(Excerpts from an interface dataset)
• • • • • • •

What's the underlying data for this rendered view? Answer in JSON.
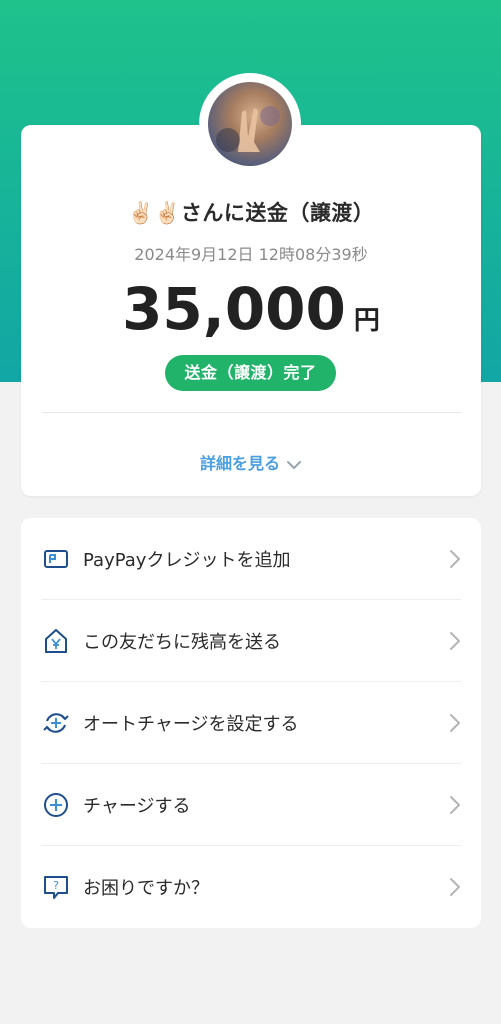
{
  "header": {
    "accent_color": "#1ec28a",
    "accent_color_end": "#12a6a4"
  },
  "transfer": {
    "recipient": "✌🏻✌🏻さんに送金（譲渡）",
    "datetime": "2024年9月12日 12時08分39秒",
    "amount": "35,000",
    "currency": "円",
    "status": "送金（譲渡）完了",
    "status_color": "#21b36a",
    "details_link": "詳細を見る"
  },
  "menu": {
    "items": [
      {
        "label": "PayPayクレジットを追加",
        "icon": "credit-card-icon"
      },
      {
        "label": "この友だちに残高を送る",
        "icon": "yen-send-icon"
      },
      {
        "label": "オートチャージを設定する",
        "icon": "auto-charge-icon"
      },
      {
        "label": "チャージする",
        "icon": "plus-circle-icon"
      },
      {
        "label": "お困りですか？",
        "icon": "help-chat-icon"
      }
    ]
  }
}
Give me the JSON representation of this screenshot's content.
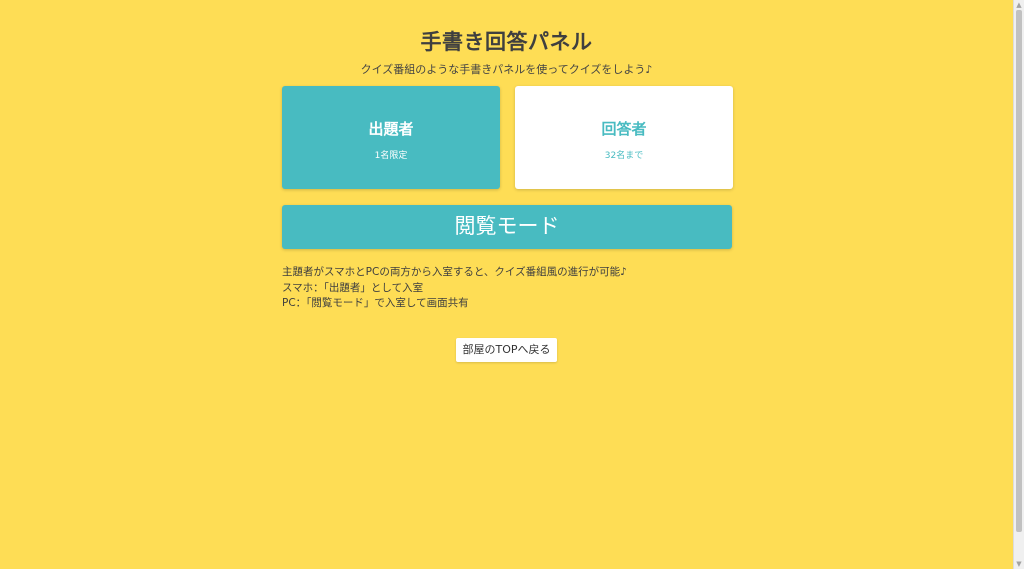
{
  "header": {
    "title": "手書き回答パネル",
    "subtitle": "クイズ番組のような手書きパネルを使ってクイズをしよう♪"
  },
  "roles": {
    "host": {
      "title": "出題者",
      "limit": "1名限定"
    },
    "answerer": {
      "title": "回答者",
      "limit": "32名まで"
    }
  },
  "view_mode": {
    "label": "閲覧モード"
  },
  "info": {
    "lines": [
      "主題者がスマホとPCの両方から入室すると、クイズ番組風の進行が可能♪",
      "スマホ：「出題者」として入室",
      "PC：「閲覧モード」で入室して画面共有"
    ]
  },
  "footer": {
    "back_label": "部屋のTOPへ戻る"
  },
  "colors": {
    "background": "#fedd55",
    "accent": "#48bbc1",
    "card_white": "#ffffff",
    "text": "#3f3f3f"
  }
}
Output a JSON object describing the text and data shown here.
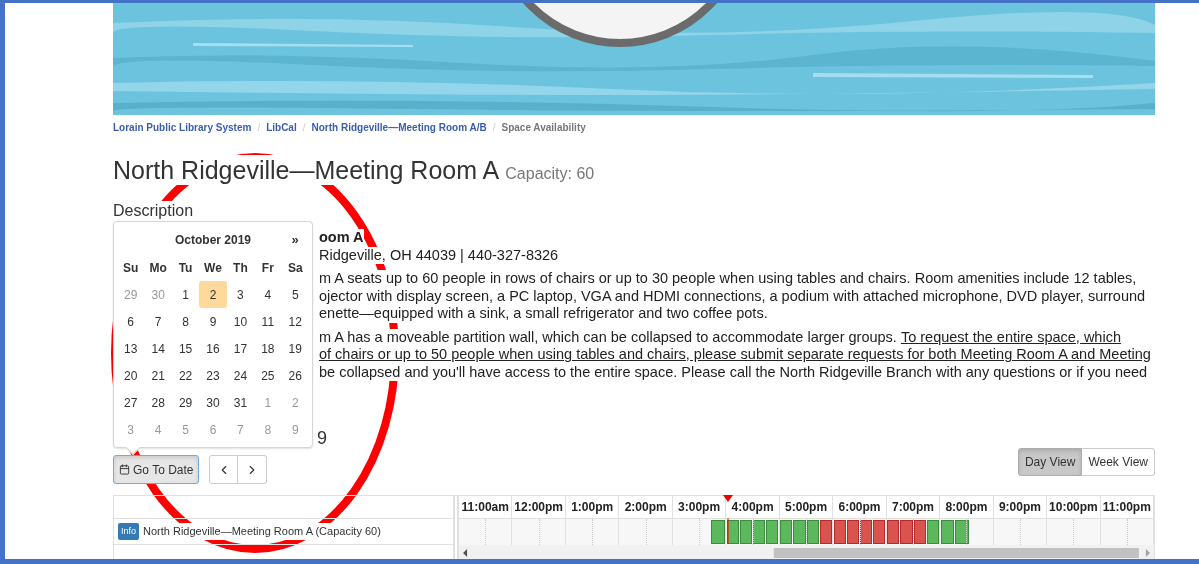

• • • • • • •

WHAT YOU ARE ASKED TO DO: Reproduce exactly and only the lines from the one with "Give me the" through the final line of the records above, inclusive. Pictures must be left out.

THE ANSWER:
Give me the JSON representation of this screenshot's content.
{
  "header": {
    "title": "手書き回答パネル",
    "subtitle": "クイズ番組のような手書きパネルを使ってクイズをしよう♪"
  },
  "roles": {
    "host": {
      "title": "出題者",
      "limit": "1名限定"
    },
    "answerer": {
      "title": "回答者",
      "limit": "32名まで"
    }
  },
  "view_mode": {
    "label": "閲覧モード"
  },
  "info": {
    "lines": [
      "主題者がスマホとPCの両方から入室すると、クイズ番組風の進行が可能♪",
      "スマホ：「出題者」として入室",
      "PC：「閲覧モード」で入室して画面共有"
    ]
  },
  "footer": {
    "back_label": "部屋のTOPへ戻る"
  },
  "colors": {
    "background": "#fedd55",
    "accent": "#48bbc1",
    "card_white": "#ffffff",
    "text": "#3f3f3f"
  }
}
Output a JSON object describing the text and data shown here.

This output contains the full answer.